D-Serine, an N-methyl D-aspartate receptor coagonist, and its regulatory enzymes, D-amino acid oxidase (DAO; degradation) and serine racemase (SR; synthesis), have been implicated in crucial roles of the developing central nervous system, yet the functional position that they play in regulating the availability of D-serine throughout development of the mammalian retina is not well-known. Using capillary electrophoresis and a sensitive method of enantiomeric amino acid separation, we were able to determine total levels of D-serine at specific ages during postnatal development of the mouse retina in two different strains of mice, one of which contained a loss-of-function point mutation for DAO while the other was a SR knockout line. Each mouse line was tested against conspecific wild type (WT) mice for each genetic strain. The universal trend in all WT and transgenic mice was a large amount of total retinal D-serine at postnatal age 2 (P2), followed by a dramatic decrease as the mice matured into adulthood (P70-80). SR knockout mice retinas had 41% less D-serine than WT retinas at P2, and 10 times less as an adult. DAO mutant mice retinas had significantly elevated levels of D-serine when compared to WT retinas at P2 (217%), P4 (223%), P8 (194%), and adulthood (227%). (Graph Presented).
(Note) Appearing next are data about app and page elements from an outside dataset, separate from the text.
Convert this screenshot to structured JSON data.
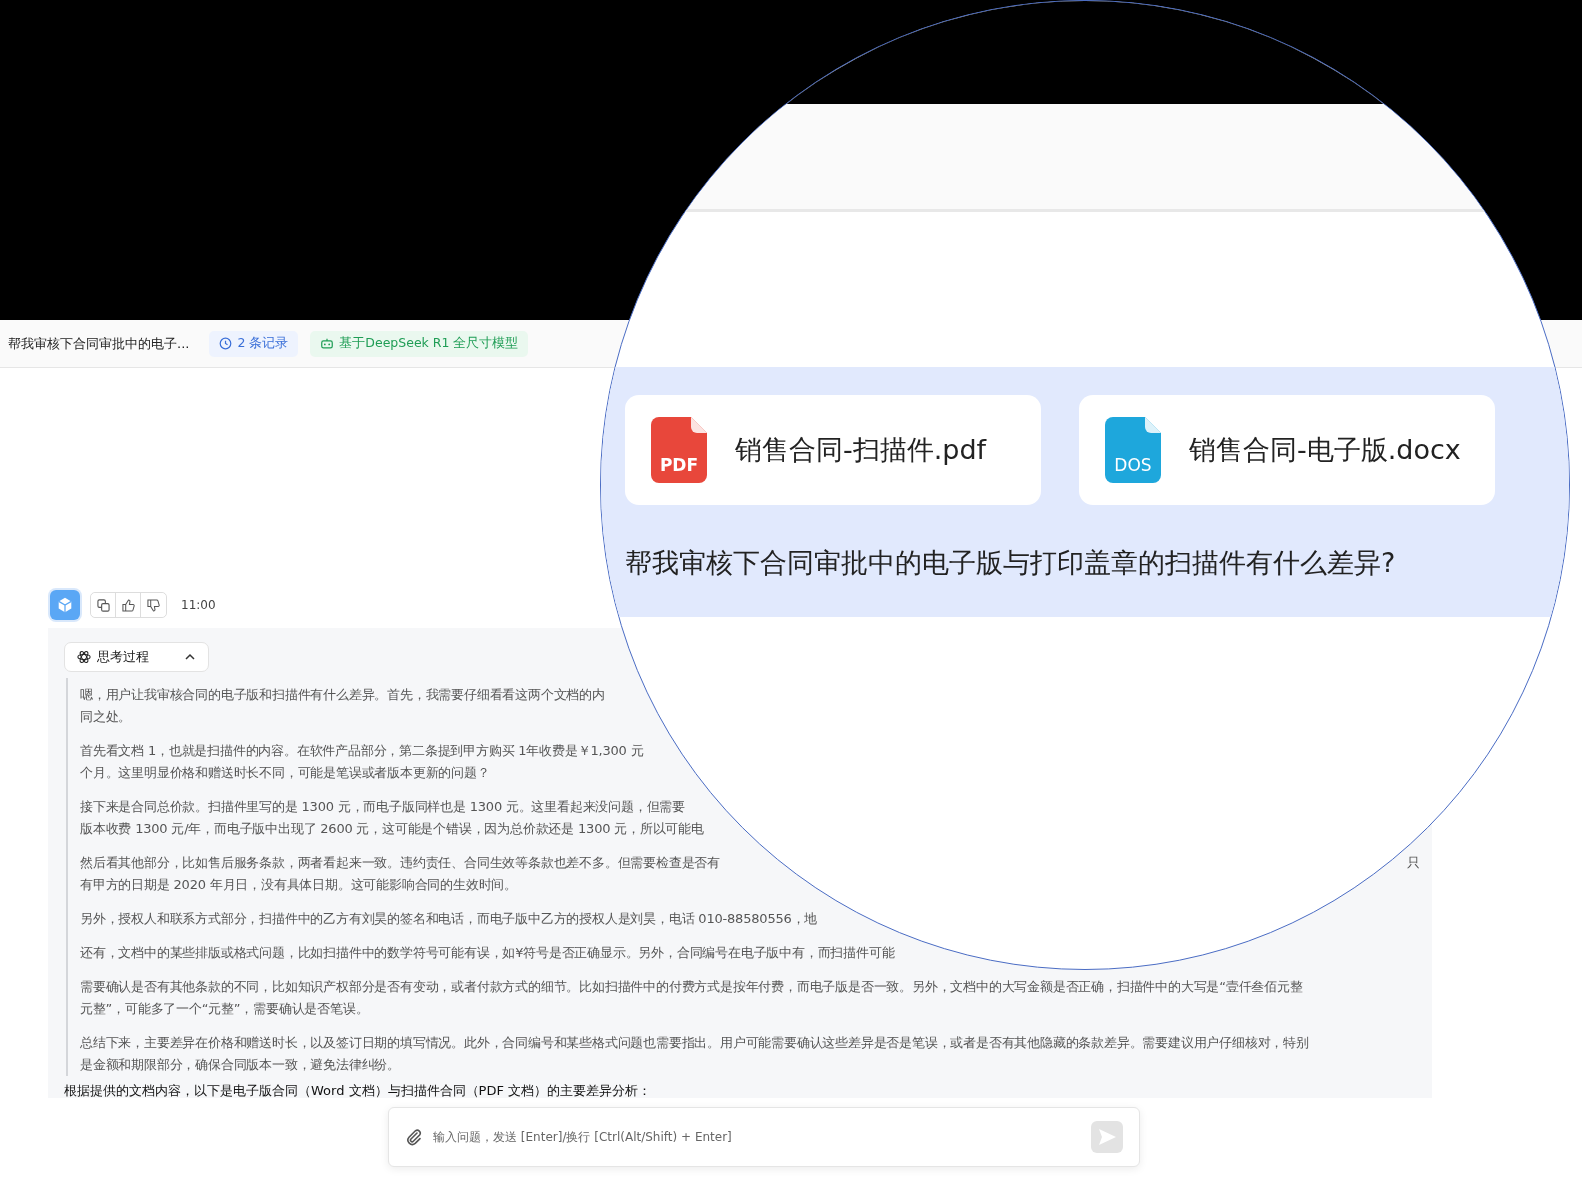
{
  "header": {
    "title": "帮我审核下合同审批中的电子...",
    "badges": [
      {
        "kind": "history",
        "label": "2 条记录"
      },
      {
        "kind": "model",
        "label": "基于DeepSeek R1 全尺寸模型"
      }
    ]
  },
  "message": {
    "time": "11:00"
  },
  "thinking": {
    "label": "思考过程",
    "expanded": true,
    "paragraphs": [
      {
        "lines": [
          {
            "left": "嗯，用户让我审核合同的电子版和扫描件有什么差异。首先，我需要仔细看看这两个文档的内"
          },
          {
            "left": "同之处。"
          }
        ]
      },
      {
        "lines": [
          {
            "left": "首先看文档 1，也就是扫描件的内容。在软件产品部分，第二条提到甲方购买 1年收费是￥1,300 元"
          },
          {
            "left": "个月。这里明显价格和赠送时长不同，可能是笔误或者版本更新的问题？"
          }
        ]
      },
      {
        "lines": [
          {
            "left": "接下来是合同总价款。扫描件里写的是 1300 元，而电子版同样也是 1300 元。这里看起来没问题，但需要"
          },
          {
            "left": "版本收费 1300 元/年，而电子版中出现了 2600 元，这可能是个错误，因为总价款还是 1300 元，所以可能电"
          }
        ]
      },
      {
        "lines": [
          {
            "left": "然后看其他部分，比如售后服务条款，两者看起来一致。违约责任、合同生效等条款也差不多。但需要检查是否有",
            "right": "只"
          },
          {
            "left": "有甲方的日期是 2020 年月日，没有具体日期。这可能影响合同的生效时间。"
          }
        ]
      },
      {
        "lines": [
          {
            "left": "另外，授权人和联系方式部分，扫描件中的乙方有刘昊的签名和电话，而电子版中乙方的授权人是刘昊，电话 010-88580556，地"
          }
        ]
      },
      {
        "lines": [
          {
            "left": "还有，文档中的某些排版或格式问题，比如扫描件中的数学符号可能有误，如¥符号是否正确显示。另外，合同编号在电子版中有，而扫描件可能"
          }
        ]
      },
      {
        "lines": [
          {
            "left": "需要确认是否有其他条款的不同，比如知识产权部分是否有变动，或者付款方式的细节。比如扫描件中的付费方式是按年付费，而电子版是否一致。另外，文档中的大写金额是否正确，扫描件中的大写是“壹仟叁佰元整"
          },
          {
            "left": "元整”，可能多了一个“元整”，需要确认是否笔误。"
          }
        ]
      },
      {
        "lines": [
          {
            "left": "总结下来，主要差异在价格和赠送时长，以及签订日期的填写情况。此外，合同编号和某些格式问题也需要指出。用户可能需要确认这些差异是否是笔误，或者是否有其他隐藏的条款差异。需要建议用户仔细核对，特别"
          },
          {
            "left": "是金额和期限部分，确保合同版本一致，避免法律纠纷。"
          }
        ]
      }
    ]
  },
  "answer_intro": "根据提供的文档内容，以下是电子版合同（Word 文档）与扫描件合同（PDF 文档）的主要差异分析：",
  "input": {
    "placeholder": "输入问题，发送 [Enter]/换行 [Ctrl(Alt/Shift) + Enter]"
  },
  "magnifier": {
    "files": [
      {
        "kind": "pdf",
        "icon_label": "PDF",
        "name": "销售合同-扫描件.pdf"
      },
      {
        "kind": "doc",
        "icon_label": "DOS",
        "name": "销售合同-电子版.docx"
      }
    ],
    "question": "帮我审核下合同审批中的电子版与打印盖章的扫描件有什么差异?"
  }
}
Bibliographical notePublisher Copyright:
© 2014 American Chemical Society.
- Capillary electrophoresis
- D-amino acid oxidase
- NMDA receptor
- Retinal development
- Serine racemase